This past Tuesday, a fire broke out in the G Building on campus. The cause: an overheated coffee machine. Luckily, the fire was extinguished quickly, but it could have been much more serious. Imagine you were at the scene and the fire spread so quickly you had no way out? What do you do then? EM has five tips on how to stay calm and safely get out this situation.

1) Everyone look at me, please!

You’re in a tutorial, not suspecting anything is wrong, writing down your notes, when suddenly there’s a fire outside your classroom door. Stay calm! Escaping through the door is clearly not an option, but every classroom has windows. Break one of the windows and make sure someone on the outside notices you. Scream, jump up and down, wave: remember, you have to perform like your life depends on it, so it better be good!

2) You go, tiger!

The fire hasn’t reached your classroom door yet, but the entire hallway is full of smoke? Stay as close to the ground as possible. The best way to do this is to move like a tiger when it’s stalking its prey. This keeps you close to the floor, and since smoke rises, you’ll be able to breathe a bit easier. Try to find an exit.

3) Me, myself and I

If one of your friends has passed out, your first instinct is to stay with him or her. You can try to drag your friend to the exit, but you should stop if this proves to be too difficult for you. As bad as it sounds, you have to think of yourself first. The most important thing is to get yourself to safety. Then you can warn emergency services personnel that there are still people in the building.

4) Wet cloth or towel

Your instinct is to hold a cloth over your mouth to keep the smoke out. But a dry cloth or piece of clothing isn’t enough. Wet the cloth, using a bottle of water if you need to. Otherwise you’ll end up inhaling the dry smoke in the air and it won’t be long till you pass out.

5) Stair workout

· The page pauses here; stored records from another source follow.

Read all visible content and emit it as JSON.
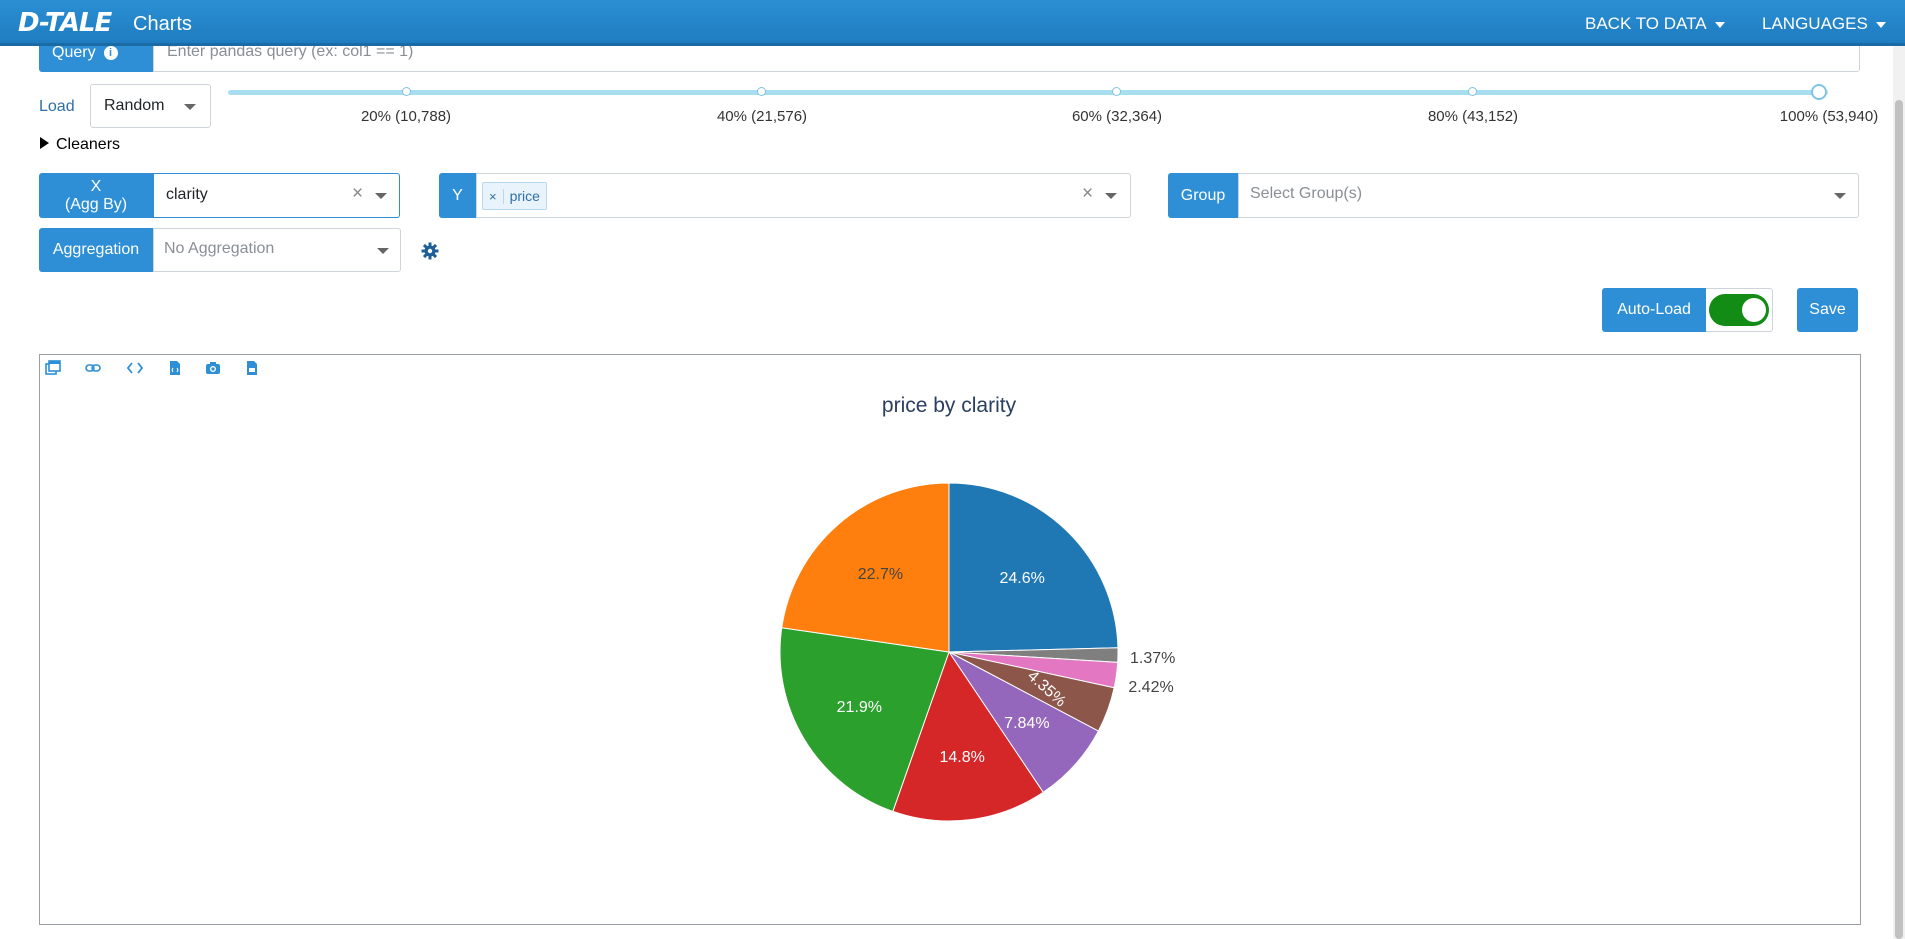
{
  "header": {
    "logo_text": "D-TALE",
    "title": "Charts",
    "nav_back": "BACK TO DATA",
    "nav_languages": "LANGUAGES"
  },
  "query": {
    "label": "Query",
    "info_icon": "info-circle-icon",
    "placeholder": "Enter pandas query (ex: col1 == 1)"
  },
  "load": {
    "label": "Load",
    "selected": "Random",
    "slider_marks": [
      "20% (10,788)",
      "40% (21,576)",
      "60% (32,364)",
      "80% (43,152)",
      "100% (53,940)"
    ],
    "slider_value_percent": 100
  },
  "cleaners": {
    "label": "Cleaners"
  },
  "x_field": {
    "label_line1": "X",
    "label_line2": "(Agg By)",
    "value": "clarity"
  },
  "y_field": {
    "label": "Y",
    "tag": "price",
    "tag_remove": "×"
  },
  "group_field": {
    "label": "Group",
    "placeholder": "Select Group(s)"
  },
  "aggregation": {
    "label": "Aggregation",
    "placeholder": "No Aggregation",
    "settings_icon": "gear-icon"
  },
  "autoload": {
    "label": "Auto-Load",
    "on": true
  },
  "save_label": "Save",
  "toolbar_icons": [
    "popup-icon",
    "link-icon",
    "code-icon",
    "export-html-icon",
    "camera-icon",
    "export-csv-icon"
  ],
  "chart_data": {
    "type": "pie",
    "title": "price by clarity",
    "slices": [
      {
        "label": "24.6%",
        "value": 24.6,
        "color": "#1f77b4"
      },
      {
        "label": "1.37%",
        "value": 1.37,
        "color": "#7f7f7f"
      },
      {
        "label": "2.42%",
        "value": 2.42,
        "color": "#e377c2"
      },
      {
        "label": "4.35%",
        "value": 4.35,
        "color": "#8c564b"
      },
      {
        "label": "7.84%",
        "value": 7.84,
        "color": "#9467bd"
      },
      {
        "label": "14.8%",
        "value": 14.8,
        "color": "#d62728"
      },
      {
        "label": "21.9%",
        "value": 21.9,
        "color": "#2ca02c"
      },
      {
        "label": "22.7%",
        "value": 22.7,
        "color": "#ff7f0e"
      }
    ]
  }
}
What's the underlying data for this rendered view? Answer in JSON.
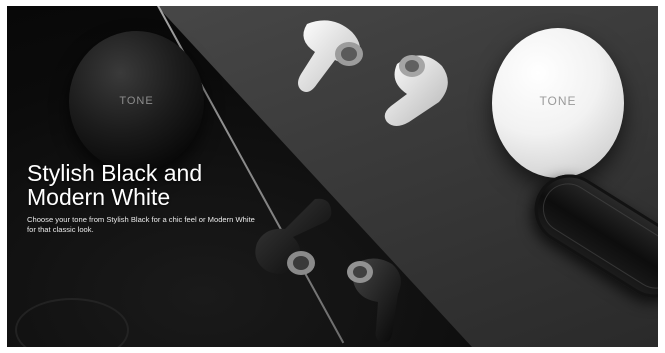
{
  "banner": {
    "headline_line1": "Stylish Black and",
    "headline_line2": "Modern White",
    "description": "Choose your tone from Stylish Black for a chic feel or Modern White for that classic look."
  },
  "products": {
    "black_case_logo": "TONE",
    "white_case_logo": "TONE"
  },
  "colors": {
    "black_surface": "#0b0b0b",
    "gray_surface": "#3b3b3b",
    "text": "#ffffff"
  }
}
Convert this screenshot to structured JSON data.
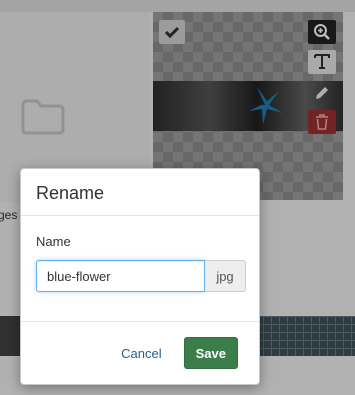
{
  "background": {
    "folder_label": "ges",
    "icons": {
      "folder": "folder-icon",
      "select": "check-icon",
      "preview": "zoom-in-icon",
      "rename": "text-icon",
      "edit": "pencil-icon",
      "delete": "trash-icon"
    }
  },
  "dialog": {
    "title": "Rename",
    "field_label": "Name",
    "name_value": "blue-flower",
    "extension": "jpg",
    "cancel_label": "Cancel",
    "save_label": "Save"
  },
  "colors": {
    "save_button": "#3c7e4a",
    "cancel_link": "#245e8e",
    "input_focus_border": "#66afe9",
    "delete_button": "#8c2d2d"
  }
}
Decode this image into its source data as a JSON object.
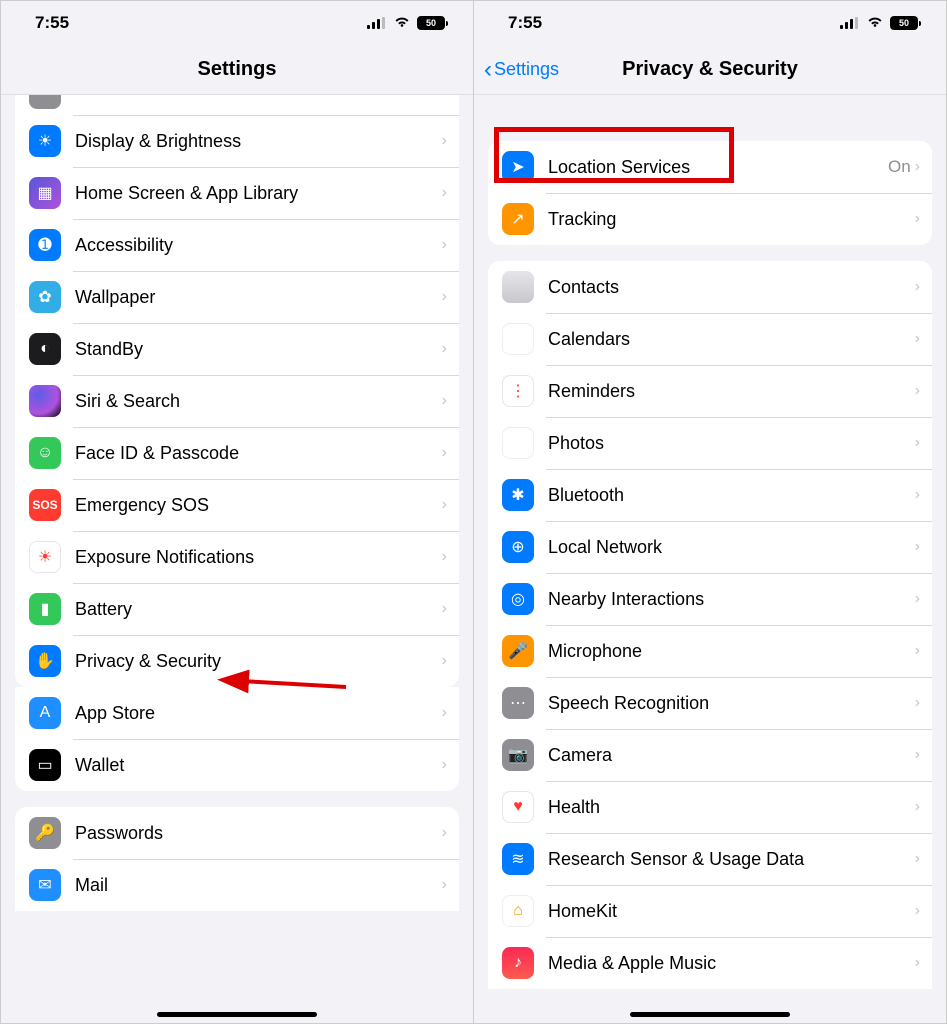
{
  "status": {
    "time": "7:55",
    "battery_level": "50"
  },
  "left": {
    "title": "Settings",
    "groups": [
      {
        "rows": [
          {
            "label": "Display & Brightness",
            "icon": "display-icon",
            "icon_class": "ic-blue"
          },
          {
            "label": "Home Screen & App Library",
            "icon": "home-screen-icon",
            "icon_class": "ic-apps"
          },
          {
            "label": "Accessibility",
            "icon": "accessibility-icon",
            "icon_class": "ic-blue"
          },
          {
            "label": "Wallpaper",
            "icon": "wallpaper-icon",
            "icon_class": "ic-teal"
          },
          {
            "label": "StandBy",
            "icon": "standby-icon",
            "icon_class": "ic-black"
          },
          {
            "label": "Siri & Search",
            "icon": "siri-icon",
            "icon_class": "ic-siri"
          },
          {
            "label": "Face ID & Passcode",
            "icon": "faceid-icon",
            "icon_class": "ic-green"
          },
          {
            "label": "Emergency SOS",
            "icon": "sos-icon",
            "icon_class": "ic-red",
            "icon_text": "SOS"
          },
          {
            "label": "Exposure Notifications",
            "icon": "exposure-icon",
            "icon_class": "ic-white"
          },
          {
            "label": "Battery",
            "icon": "battery-icon",
            "icon_class": "ic-green"
          },
          {
            "label": "Privacy & Security",
            "icon": "privacy-icon",
            "icon_class": "ic-blue"
          }
        ]
      },
      {
        "rows": [
          {
            "label": "App Store",
            "icon": "appstore-icon",
            "icon_class": "ic-appstore"
          },
          {
            "label": "Wallet",
            "icon": "wallet-icon",
            "icon_class": "ic-wallet"
          }
        ]
      },
      {
        "rows": [
          {
            "label": "Passwords",
            "icon": "passwords-icon",
            "icon_class": "ic-grey"
          },
          {
            "label": "Mail",
            "icon": "mail-icon",
            "icon_class": "ic-mail"
          }
        ]
      }
    ]
  },
  "right": {
    "back_label": "Settings",
    "title": "Privacy & Security",
    "groups": [
      {
        "rows": [
          {
            "label": "Location Services",
            "value": "On",
            "icon": "location-icon",
            "icon_class": "ic-blue"
          },
          {
            "label": "Tracking",
            "icon": "tracking-icon",
            "icon_class": "ic-orange"
          }
        ]
      },
      {
        "rows": [
          {
            "label": "Contacts",
            "icon": "contacts-icon",
            "icon_class": "ic-contacts"
          },
          {
            "label": "Calendars",
            "icon": "calendar-icon",
            "icon_class": "ic-calendar"
          },
          {
            "label": "Reminders",
            "icon": "reminders-icon",
            "icon_class": "ic-white"
          },
          {
            "label": "Photos",
            "icon": "photos-icon",
            "icon_class": "ic-photos"
          },
          {
            "label": "Bluetooth",
            "icon": "bluetooth-icon",
            "icon_class": "ic-blue"
          },
          {
            "label": "Local Network",
            "icon": "network-icon",
            "icon_class": "ic-blue"
          },
          {
            "label": "Nearby Interactions",
            "icon": "nearby-icon",
            "icon_class": "ic-blue"
          },
          {
            "label": "Microphone",
            "icon": "microphone-icon",
            "icon_class": "ic-orange"
          },
          {
            "label": "Speech Recognition",
            "icon": "speech-icon",
            "icon_class": "ic-grey"
          },
          {
            "label": "Camera",
            "icon": "camera-icon",
            "icon_class": "ic-grey"
          },
          {
            "label": "Health",
            "icon": "health-icon",
            "icon_class": "ic-white"
          },
          {
            "label": "Research Sensor & Usage Data",
            "icon": "research-icon",
            "icon_class": "ic-blue"
          },
          {
            "label": "HomeKit",
            "icon": "homekit-icon",
            "icon_class": "ic-home"
          },
          {
            "label": "Media & Apple Music",
            "icon": "music-icon",
            "icon_class": "ic-music"
          }
        ]
      }
    ]
  }
}
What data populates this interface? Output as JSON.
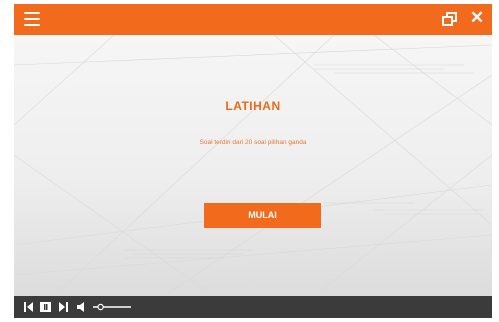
{
  "app": {
    "accent_color": "#f26a1b",
    "controls_color": "#3b3b3b"
  },
  "topbar": {
    "menu_icon": "hamburger-menu-icon",
    "restore_icon": "restore-window-icon",
    "close_icon": "close-icon",
    "close_glyph": "✕"
  },
  "content": {
    "title": "LATIHAN",
    "subtitle": "Soal terdiri dari 20 soal pilihan ganda",
    "start_label": "MULAI"
  },
  "player": {
    "icons": [
      "skip-back-icon",
      "pause-icon",
      "skip-forward-icon",
      "volume-icon",
      "volume-slider"
    ],
    "volume_level": 0.2
  }
}
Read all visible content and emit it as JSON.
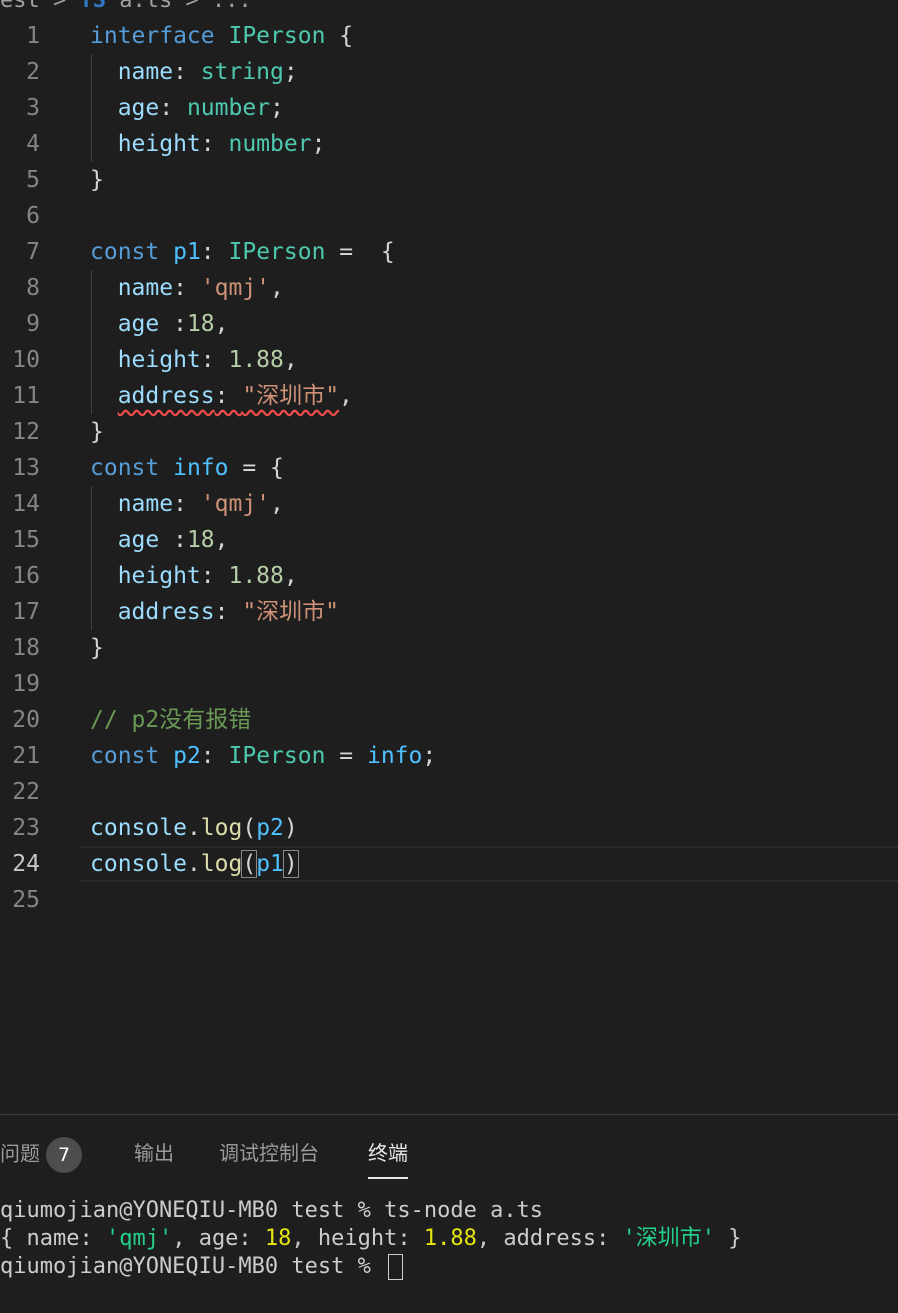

Always avoid taking the lift, even if you’re stranded on the 15th floor of the H Building. Take the stairs. I already know you’re thinking ‘But the lift is quicker’. The problem is that the lift can malfunction and then you’re stuck in a burning building. The fire brigade can’t see you and because of the thickness of the lift doors, it will be very difficult for emergency services personnel to hear you. Just don’t take the lift.